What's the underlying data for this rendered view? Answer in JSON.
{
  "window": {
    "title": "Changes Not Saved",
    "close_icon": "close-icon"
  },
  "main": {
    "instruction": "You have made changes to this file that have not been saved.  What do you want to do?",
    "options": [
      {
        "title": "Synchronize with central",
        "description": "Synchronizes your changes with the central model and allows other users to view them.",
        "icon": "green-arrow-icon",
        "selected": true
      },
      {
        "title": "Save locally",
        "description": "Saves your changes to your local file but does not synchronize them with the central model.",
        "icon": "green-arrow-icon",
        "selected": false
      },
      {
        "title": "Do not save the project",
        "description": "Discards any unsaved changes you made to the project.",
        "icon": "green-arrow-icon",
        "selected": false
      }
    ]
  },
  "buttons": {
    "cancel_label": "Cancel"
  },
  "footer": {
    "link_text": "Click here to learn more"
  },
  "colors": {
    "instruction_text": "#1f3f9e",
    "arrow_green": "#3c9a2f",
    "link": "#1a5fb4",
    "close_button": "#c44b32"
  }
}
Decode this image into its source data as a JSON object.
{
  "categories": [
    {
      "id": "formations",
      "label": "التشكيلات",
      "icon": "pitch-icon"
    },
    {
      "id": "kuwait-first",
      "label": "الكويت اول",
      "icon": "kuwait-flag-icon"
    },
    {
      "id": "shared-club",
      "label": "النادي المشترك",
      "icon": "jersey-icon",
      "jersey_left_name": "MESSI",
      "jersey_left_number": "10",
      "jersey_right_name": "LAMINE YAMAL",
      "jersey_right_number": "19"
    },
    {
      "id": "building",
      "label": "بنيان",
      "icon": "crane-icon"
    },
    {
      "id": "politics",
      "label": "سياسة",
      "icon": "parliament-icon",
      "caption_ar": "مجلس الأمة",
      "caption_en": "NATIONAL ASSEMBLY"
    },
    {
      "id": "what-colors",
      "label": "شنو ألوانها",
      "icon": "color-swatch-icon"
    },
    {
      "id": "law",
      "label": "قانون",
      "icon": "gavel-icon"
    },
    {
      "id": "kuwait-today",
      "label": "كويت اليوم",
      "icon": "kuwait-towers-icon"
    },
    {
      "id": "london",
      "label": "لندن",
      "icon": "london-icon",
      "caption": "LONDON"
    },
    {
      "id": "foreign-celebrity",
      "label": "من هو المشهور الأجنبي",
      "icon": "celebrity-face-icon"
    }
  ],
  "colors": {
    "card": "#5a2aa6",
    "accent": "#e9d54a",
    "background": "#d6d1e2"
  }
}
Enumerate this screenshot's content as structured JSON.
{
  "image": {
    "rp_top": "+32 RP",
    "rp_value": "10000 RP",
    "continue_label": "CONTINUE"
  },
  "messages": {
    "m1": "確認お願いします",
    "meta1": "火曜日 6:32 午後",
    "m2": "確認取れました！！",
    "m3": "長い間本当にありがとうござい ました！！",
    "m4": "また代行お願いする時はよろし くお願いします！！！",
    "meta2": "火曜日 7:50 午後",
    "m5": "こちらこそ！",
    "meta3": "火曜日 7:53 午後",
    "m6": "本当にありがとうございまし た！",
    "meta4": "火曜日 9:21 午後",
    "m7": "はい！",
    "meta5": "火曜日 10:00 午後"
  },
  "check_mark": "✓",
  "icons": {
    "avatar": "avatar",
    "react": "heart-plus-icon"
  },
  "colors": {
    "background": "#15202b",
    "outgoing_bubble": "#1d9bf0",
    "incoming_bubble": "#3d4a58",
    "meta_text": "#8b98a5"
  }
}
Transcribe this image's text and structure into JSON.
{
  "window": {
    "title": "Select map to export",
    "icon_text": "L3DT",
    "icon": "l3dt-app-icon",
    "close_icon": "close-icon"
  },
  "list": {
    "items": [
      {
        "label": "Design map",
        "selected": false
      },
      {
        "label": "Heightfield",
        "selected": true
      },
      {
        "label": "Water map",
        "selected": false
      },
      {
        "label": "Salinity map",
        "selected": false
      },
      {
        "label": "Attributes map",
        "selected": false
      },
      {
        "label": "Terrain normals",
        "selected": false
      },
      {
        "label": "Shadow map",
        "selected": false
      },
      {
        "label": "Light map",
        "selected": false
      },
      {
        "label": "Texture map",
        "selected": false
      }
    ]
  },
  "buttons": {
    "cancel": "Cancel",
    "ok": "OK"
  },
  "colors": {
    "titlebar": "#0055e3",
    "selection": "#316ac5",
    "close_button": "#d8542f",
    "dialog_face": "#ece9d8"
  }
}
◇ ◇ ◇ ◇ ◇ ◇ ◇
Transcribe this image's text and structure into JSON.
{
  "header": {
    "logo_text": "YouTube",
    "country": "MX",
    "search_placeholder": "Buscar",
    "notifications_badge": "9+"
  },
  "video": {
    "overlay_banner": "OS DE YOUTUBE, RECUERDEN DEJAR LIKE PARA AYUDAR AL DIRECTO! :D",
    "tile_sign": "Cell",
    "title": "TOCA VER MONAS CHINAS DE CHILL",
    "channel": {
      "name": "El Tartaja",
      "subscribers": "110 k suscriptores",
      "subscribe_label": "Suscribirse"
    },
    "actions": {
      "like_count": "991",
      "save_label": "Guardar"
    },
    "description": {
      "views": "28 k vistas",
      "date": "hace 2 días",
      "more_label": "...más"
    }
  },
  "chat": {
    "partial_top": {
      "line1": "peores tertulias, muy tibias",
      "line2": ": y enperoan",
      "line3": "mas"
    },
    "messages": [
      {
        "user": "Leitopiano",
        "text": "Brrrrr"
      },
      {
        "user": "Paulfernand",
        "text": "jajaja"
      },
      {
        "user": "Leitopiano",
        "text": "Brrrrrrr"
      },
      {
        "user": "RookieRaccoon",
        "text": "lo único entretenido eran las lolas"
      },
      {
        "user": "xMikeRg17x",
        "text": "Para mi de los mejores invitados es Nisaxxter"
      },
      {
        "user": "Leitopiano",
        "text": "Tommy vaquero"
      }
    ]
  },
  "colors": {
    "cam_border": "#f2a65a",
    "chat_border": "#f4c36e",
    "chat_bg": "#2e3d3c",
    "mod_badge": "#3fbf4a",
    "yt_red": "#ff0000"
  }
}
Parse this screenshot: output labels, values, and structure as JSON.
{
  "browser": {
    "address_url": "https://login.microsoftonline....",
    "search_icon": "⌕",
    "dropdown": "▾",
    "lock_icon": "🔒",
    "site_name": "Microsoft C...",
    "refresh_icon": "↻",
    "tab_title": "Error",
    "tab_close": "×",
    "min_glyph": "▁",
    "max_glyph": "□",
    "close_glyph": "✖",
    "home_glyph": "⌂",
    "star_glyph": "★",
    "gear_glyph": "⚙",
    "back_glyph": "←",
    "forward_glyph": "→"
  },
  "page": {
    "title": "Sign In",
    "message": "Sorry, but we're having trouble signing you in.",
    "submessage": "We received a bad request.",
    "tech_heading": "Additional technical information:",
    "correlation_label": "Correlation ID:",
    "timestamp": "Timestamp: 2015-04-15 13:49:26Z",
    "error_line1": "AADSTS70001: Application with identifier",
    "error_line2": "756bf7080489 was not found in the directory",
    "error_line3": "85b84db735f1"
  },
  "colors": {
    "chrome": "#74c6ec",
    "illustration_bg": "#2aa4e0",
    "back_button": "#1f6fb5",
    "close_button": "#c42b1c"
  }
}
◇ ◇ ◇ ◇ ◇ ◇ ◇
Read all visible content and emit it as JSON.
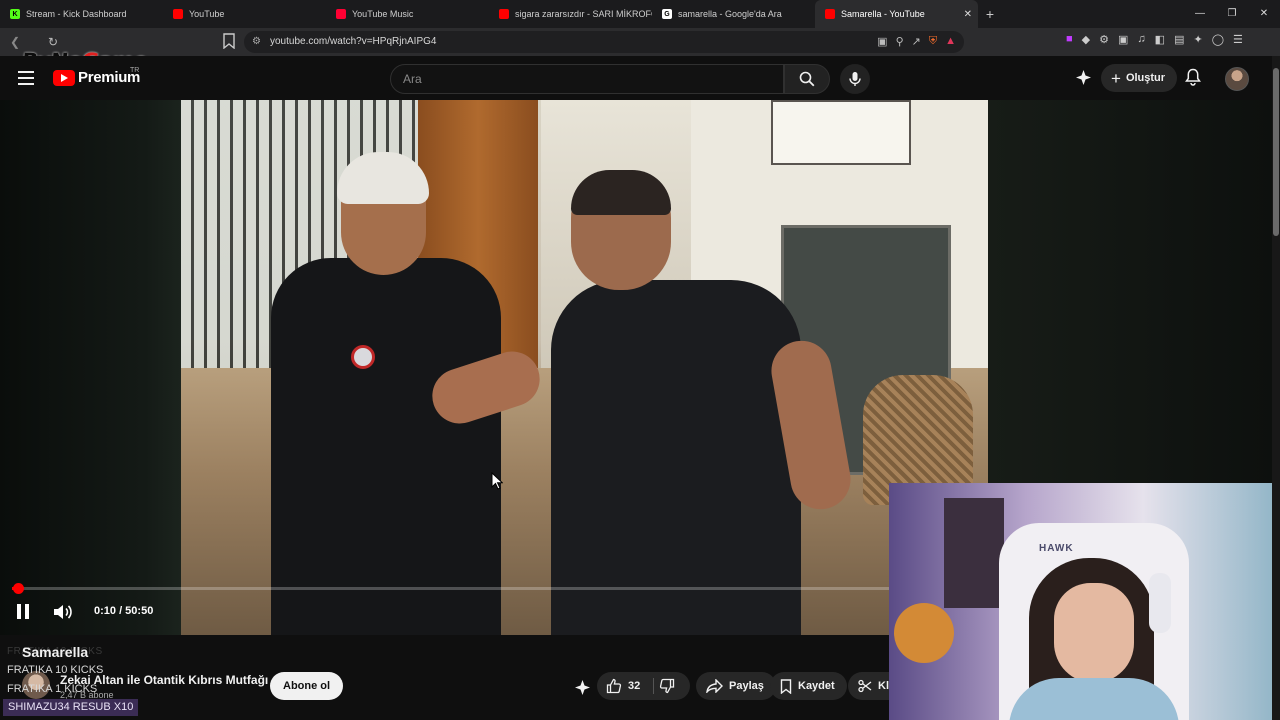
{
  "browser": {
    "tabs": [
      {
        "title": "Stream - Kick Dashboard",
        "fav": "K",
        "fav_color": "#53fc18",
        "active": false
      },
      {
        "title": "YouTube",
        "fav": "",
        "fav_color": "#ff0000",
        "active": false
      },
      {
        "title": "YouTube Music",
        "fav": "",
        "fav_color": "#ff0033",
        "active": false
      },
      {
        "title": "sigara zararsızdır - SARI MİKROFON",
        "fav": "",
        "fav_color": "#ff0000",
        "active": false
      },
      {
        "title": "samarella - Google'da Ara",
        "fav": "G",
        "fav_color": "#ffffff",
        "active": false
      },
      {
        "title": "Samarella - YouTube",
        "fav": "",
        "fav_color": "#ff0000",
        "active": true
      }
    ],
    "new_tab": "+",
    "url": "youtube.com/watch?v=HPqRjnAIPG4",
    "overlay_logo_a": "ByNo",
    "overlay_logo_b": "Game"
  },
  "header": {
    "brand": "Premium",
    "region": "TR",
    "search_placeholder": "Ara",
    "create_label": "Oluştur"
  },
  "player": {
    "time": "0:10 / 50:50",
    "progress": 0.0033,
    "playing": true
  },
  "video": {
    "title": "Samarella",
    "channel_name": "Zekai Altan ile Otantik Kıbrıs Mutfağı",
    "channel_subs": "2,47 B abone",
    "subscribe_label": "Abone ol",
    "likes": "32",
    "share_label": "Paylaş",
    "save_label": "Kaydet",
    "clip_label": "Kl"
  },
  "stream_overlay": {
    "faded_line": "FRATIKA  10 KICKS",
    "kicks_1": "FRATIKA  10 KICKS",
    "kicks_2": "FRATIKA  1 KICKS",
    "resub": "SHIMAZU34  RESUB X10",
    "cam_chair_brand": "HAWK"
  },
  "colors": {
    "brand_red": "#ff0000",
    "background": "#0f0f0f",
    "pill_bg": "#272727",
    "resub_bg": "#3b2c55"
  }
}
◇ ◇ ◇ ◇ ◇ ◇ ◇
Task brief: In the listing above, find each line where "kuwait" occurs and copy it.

Response below:
      "id": "kuwait-first",
      "icon": "kuwait-flag-icon"
      "id": "kuwait-today",
      "icon": "kuwait-towers-icon"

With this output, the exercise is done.